■ Recorded data
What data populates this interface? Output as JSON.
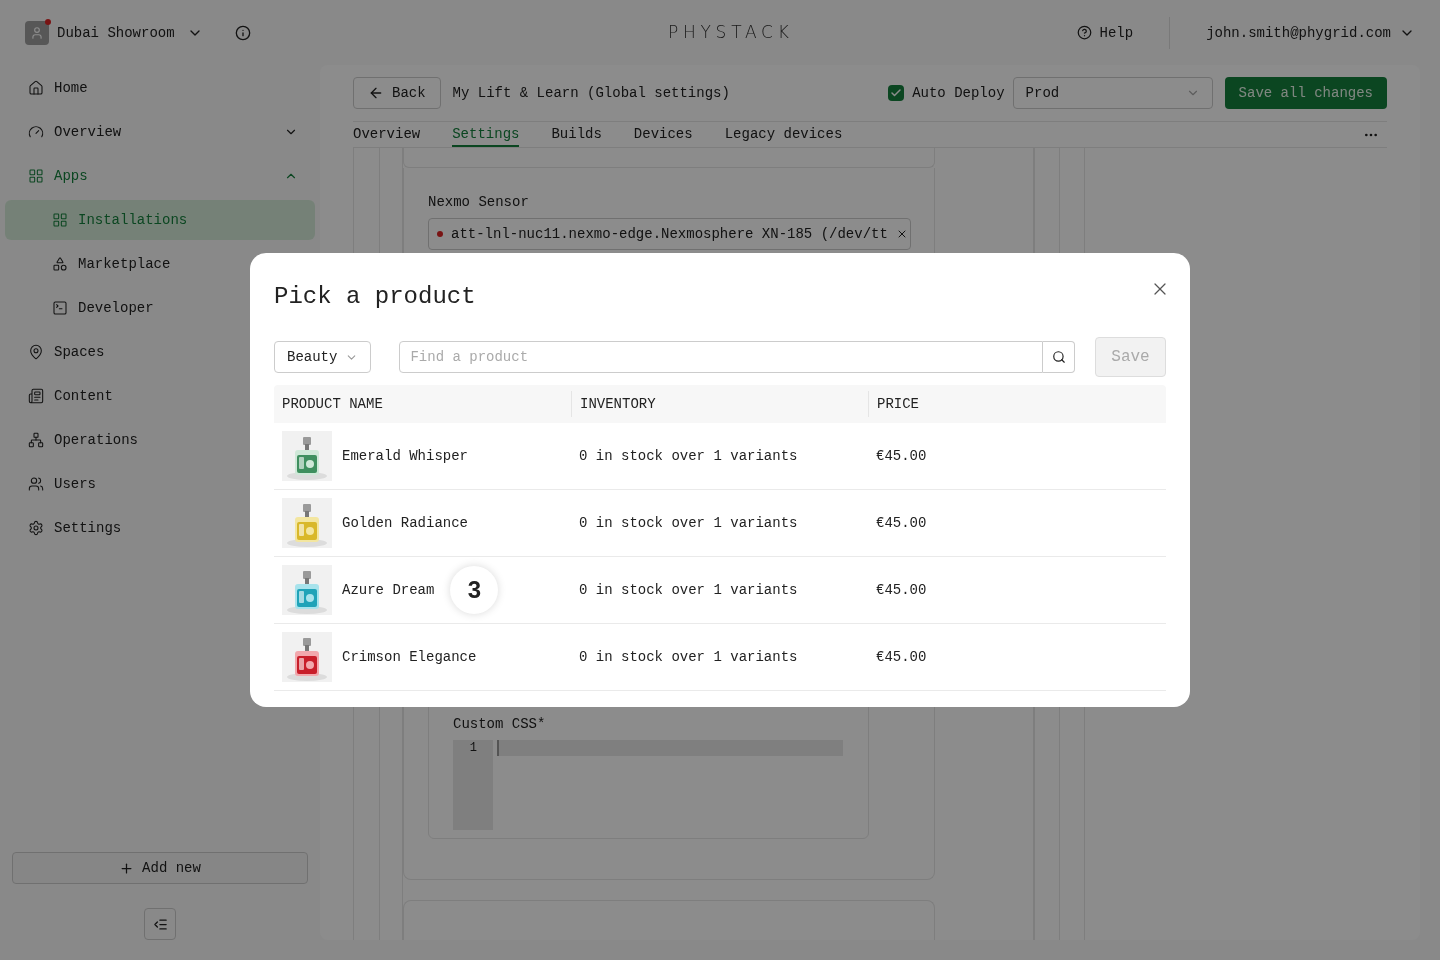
{
  "header": {
    "workspace": "Dubai Showroom",
    "notification": true,
    "logo": "PHYSTACK",
    "help": "Help",
    "user": "john.smith@phygrid.com"
  },
  "sidebar": {
    "items": [
      {
        "label": "Home",
        "selected": false
      },
      {
        "label": "Overview",
        "selected": false,
        "expanded": false
      },
      {
        "label": "Apps",
        "selected": true,
        "expanded": true,
        "children": [
          {
            "label": "Installations",
            "selected": true
          },
          {
            "label": "Marketplace",
            "selected": false
          },
          {
            "label": "Developer",
            "selected": false
          }
        ]
      },
      {
        "label": "Spaces",
        "selected": false
      },
      {
        "label": "Content",
        "selected": false
      },
      {
        "label": "Operations",
        "selected": false
      },
      {
        "label": "Users",
        "selected": false
      },
      {
        "label": "Settings",
        "selected": false
      }
    ],
    "add_button": "Add new"
  },
  "app_header": {
    "back": "Back",
    "title": "My Lift & Learn (Global settings)",
    "auto_deploy": {
      "label": "Auto Deploy",
      "checked": true
    },
    "environment": "Prod",
    "save": "Save all changes"
  },
  "tabs": [
    {
      "label": "Overview",
      "selected": false
    },
    {
      "label": "Settings",
      "selected": true
    },
    {
      "label": "Builds",
      "selected": false
    },
    {
      "label": "Devices",
      "selected": false
    },
    {
      "label": "Legacy devices",
      "selected": false
    }
  ],
  "settings": {
    "sensor_label": "Nexmo Sensor",
    "sensor_value": "att-lnl-nuc11.nexmo-edge.Nexmosphere XN-185 (/dev/tt",
    "custom_css_label": "Custom CSS*",
    "code_lines": [
      "1"
    ]
  },
  "modal": {
    "title": "Pick a product",
    "category": "Beauty",
    "search_placeholder": "Find a product",
    "save": {
      "label": "Save",
      "disabled": true
    },
    "columns": [
      "PRODUCT NAME",
      "INVENTORY",
      "PRICE"
    ],
    "rows": [
      {
        "name": "Emerald Whisper",
        "inventory": "0 in stock over 1 variants",
        "price": "€45.00"
      },
      {
        "name": "Golden Radiance",
        "inventory": "0 in stock over 1 variants",
        "price": "€45.00"
      },
      {
        "name": "Azure Dream",
        "badge": "3",
        "inventory": "0 in stock over 1 variants",
        "price": "€45.00"
      },
      {
        "name": "Crimson Elegance",
        "inventory": "0 in stock over 1 variants",
        "price": "€45.00"
      }
    ]
  }
}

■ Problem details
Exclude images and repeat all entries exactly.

■ Exercise answer
What data populates this interface? Output as JSON.
{
  "header": {
    "workspace": "Dubai Showroom",
    "notification": true,
    "logo": "PHYSTACK",
    "help": "Help",
    "user": "john.smith@phygrid.com"
  },
  "sidebar": {
    "items": [
      {
        "label": "Home",
        "selected": false
      },
      {
        "label": "Overview",
        "selected": false,
        "expanded": false
      },
      {
        "label": "Apps",
        "selected": true,
        "expanded": true,
        "children": [
          {
            "label": "Installations",
            "selected": true
          },
          {
            "label": "Marketplace",
            "selected": false
          },
          {
            "label": "Developer",
            "selected": false
          }
        ]
      },
      {
        "label": "Spaces",
        "selected": false
      },
      {
        "label": "Content",
        "selected": false
      },
      {
        "label": "Operations",
        "selected": false
      },
      {
        "label": "Users",
        "selected": false
      },
      {
        "label": "Settings",
        "selected": false
      }
    ],
    "add_button": "Add new"
  },
  "app_header": {
    "back": "Back",
    "title": "My Lift & Learn (Global settings)",
    "auto_deploy": {
      "label": "Auto Deploy",
      "checked": true
    },
    "environment": "Prod",
    "save": "Save all changes"
  },
  "tabs": [
    {
      "label": "Overview",
      "selected": false
    },
    {
      "label": "Settings",
      "selected": true
    },
    {
      "label": "Builds",
      "selected": false
    },
    {
      "label": "Devices",
      "selected": false
    },
    {
      "label": "Legacy devices",
      "selected": false
    }
  ],
  "settings": {
    "sensor_label": "Nexmo Sensor",
    "sensor_value": "att-lnl-nuc11.nexmo-edge.Nexmosphere XN-185 (/dev/tt",
    "custom_css_label": "Custom CSS*",
    "code_lines": [
      "1"
    ]
  },
  "modal": {
    "title": "Pick a product",
    "category": "Beauty",
    "search_placeholder": "Find a product",
    "save": {
      "label": "Save",
      "disabled": true
    },
    "columns": [
      "PRODUCT NAME",
      "INVENTORY",
      "PRICE"
    ],
    "rows": [
      {
        "name": "Emerald Whisper",
        "inventory": "0 in stock over 1 variants",
        "price": "€45.00"
      },
      {
        "name": "Golden Radiance",
        "inventory": "0 in stock over 1 variants",
        "price": "€45.00"
      },
      {
        "name": "Azure Dream",
        "badge": "3",
        "inventory": "0 in stock over 1 variants",
        "price": "€45.00"
      },
      {
        "name": "Crimson Elegance",
        "inventory": "0 in stock over 1 variants",
        "price": "€45.00"
      }
    ]
  }
}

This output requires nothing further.